Of course, there’s the romantic split between lead singer/bassist Mlny Parsons and lead guitarist Josh Weaver, but there’s also a narrative on the dissolution of several different bonds wrapped in the many layers of the songs. When Mlny sings “I’m looking for a time machine; but i cannot go back; and change one single thing; its staying all intact” in album opener “Time Machine” she’s speaking to ALL of the bonds in need of breaking.

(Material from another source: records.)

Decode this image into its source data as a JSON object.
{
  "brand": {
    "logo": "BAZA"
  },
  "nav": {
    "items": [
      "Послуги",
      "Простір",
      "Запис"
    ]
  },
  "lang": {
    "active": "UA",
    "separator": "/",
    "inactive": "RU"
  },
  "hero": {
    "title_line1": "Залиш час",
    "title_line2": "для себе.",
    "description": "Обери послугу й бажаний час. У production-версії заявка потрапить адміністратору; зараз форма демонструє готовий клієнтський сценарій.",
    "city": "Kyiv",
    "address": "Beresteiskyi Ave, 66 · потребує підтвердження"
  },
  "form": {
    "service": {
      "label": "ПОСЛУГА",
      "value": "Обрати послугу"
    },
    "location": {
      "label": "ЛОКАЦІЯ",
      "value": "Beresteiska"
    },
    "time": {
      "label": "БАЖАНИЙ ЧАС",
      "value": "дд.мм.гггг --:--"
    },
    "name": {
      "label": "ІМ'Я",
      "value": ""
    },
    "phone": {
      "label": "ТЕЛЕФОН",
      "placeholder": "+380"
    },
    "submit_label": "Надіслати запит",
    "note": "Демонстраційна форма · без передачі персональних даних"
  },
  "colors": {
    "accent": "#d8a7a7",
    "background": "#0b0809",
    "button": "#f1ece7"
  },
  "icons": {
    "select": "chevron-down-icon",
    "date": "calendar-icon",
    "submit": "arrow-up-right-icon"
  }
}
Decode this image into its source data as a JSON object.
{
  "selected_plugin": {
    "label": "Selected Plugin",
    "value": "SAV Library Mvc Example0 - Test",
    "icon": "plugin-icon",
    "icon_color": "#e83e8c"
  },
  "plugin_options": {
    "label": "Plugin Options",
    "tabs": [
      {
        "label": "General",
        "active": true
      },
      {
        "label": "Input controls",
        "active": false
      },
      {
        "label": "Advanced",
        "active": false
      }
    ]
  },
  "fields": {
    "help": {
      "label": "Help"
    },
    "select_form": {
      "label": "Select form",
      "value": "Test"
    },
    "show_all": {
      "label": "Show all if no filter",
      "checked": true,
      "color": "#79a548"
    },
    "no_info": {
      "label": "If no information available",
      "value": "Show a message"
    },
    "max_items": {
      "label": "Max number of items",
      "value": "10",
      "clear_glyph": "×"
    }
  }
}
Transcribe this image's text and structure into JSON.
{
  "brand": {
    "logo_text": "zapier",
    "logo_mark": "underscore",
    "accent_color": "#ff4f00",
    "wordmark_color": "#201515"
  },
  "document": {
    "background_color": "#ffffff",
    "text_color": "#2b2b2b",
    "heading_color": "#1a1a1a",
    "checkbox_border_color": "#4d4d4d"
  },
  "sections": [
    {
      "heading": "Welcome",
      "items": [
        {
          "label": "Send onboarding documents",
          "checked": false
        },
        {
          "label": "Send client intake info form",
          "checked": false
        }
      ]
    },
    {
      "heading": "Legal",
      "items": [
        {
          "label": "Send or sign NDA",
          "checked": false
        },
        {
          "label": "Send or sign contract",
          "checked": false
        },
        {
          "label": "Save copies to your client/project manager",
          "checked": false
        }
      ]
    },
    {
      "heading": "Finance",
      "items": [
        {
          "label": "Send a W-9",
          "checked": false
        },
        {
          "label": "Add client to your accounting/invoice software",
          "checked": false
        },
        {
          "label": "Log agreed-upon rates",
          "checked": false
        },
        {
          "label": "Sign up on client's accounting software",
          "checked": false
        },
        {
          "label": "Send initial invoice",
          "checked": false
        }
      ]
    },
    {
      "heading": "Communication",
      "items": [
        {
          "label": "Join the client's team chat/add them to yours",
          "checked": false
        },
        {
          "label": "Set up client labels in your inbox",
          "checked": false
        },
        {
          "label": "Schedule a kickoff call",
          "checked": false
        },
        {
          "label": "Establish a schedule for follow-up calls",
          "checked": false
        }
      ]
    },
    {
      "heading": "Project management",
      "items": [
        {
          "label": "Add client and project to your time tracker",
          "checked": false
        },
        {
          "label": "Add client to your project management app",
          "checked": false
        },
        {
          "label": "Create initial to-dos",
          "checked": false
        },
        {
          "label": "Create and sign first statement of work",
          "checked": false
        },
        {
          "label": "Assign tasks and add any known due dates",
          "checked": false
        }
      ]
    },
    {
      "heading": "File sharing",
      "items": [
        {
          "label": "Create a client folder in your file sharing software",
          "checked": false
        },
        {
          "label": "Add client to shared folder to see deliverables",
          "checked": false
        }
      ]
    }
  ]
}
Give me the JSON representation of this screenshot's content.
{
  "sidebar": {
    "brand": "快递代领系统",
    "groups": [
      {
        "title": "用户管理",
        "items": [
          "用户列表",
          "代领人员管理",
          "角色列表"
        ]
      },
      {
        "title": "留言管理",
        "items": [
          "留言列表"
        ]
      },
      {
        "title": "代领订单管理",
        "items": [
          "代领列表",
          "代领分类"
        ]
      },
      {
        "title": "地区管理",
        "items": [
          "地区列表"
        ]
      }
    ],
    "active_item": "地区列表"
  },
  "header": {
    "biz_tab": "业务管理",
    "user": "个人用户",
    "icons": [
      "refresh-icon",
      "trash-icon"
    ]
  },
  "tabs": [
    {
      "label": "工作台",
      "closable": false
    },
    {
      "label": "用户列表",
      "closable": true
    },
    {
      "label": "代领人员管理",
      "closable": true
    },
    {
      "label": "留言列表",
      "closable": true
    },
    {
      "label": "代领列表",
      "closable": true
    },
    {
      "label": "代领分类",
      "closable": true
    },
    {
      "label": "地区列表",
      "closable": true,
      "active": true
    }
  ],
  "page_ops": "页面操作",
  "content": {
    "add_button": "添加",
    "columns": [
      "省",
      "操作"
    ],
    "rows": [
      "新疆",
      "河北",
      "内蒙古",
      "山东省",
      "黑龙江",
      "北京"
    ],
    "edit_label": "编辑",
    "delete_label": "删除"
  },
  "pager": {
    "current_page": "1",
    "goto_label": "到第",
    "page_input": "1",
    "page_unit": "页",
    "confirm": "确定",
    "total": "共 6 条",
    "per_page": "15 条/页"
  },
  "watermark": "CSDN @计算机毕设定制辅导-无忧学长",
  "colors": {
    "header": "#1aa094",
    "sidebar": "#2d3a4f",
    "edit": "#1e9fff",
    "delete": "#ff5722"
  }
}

All of these words and subject matter are one thing and would tell their own story if only as a story. What makes the album truly compelling is the music hooked onto those sentiments. It’s at once harrowing and emotive. Royal Thunder’s first album “CVI” was solid and muscular; a gothic/blues elbow strike powered by Mlny’s Ann Wilson-meets-Janis Joplin voice and Weaver’s groovy 70’s guitar work. On “Crooked Doors” some of that over powering confidence is replaced by a seething anger and disappointment; the ties that bind are breaking and this is their soundtrack. It’s got all of the impact of the first record only even more compelling.
There are several highlights (including the aforementioned opener) and “The Line”, which sounds like an outtake from a Josh Homme side project with its skittering dirty guitars and stop/start rhythm. Perhaps the most cutting track on the record is “Glow”. The plodding tom-driven beat powers Weaver's narco-slide guitar. It’s a deceptively complex song. It seems fairly straight forward at first listen, but the layers reveal themselves. By the time the solo hits in the 3rd quarter it’s arena sized as Mlny sneers “you’ve got a lot of nerve spending it like it’s free; you got a lot of nerve to lie and lie again; you got a lot of nerve but you ain’t foolin’ me”. Ain’t love grand?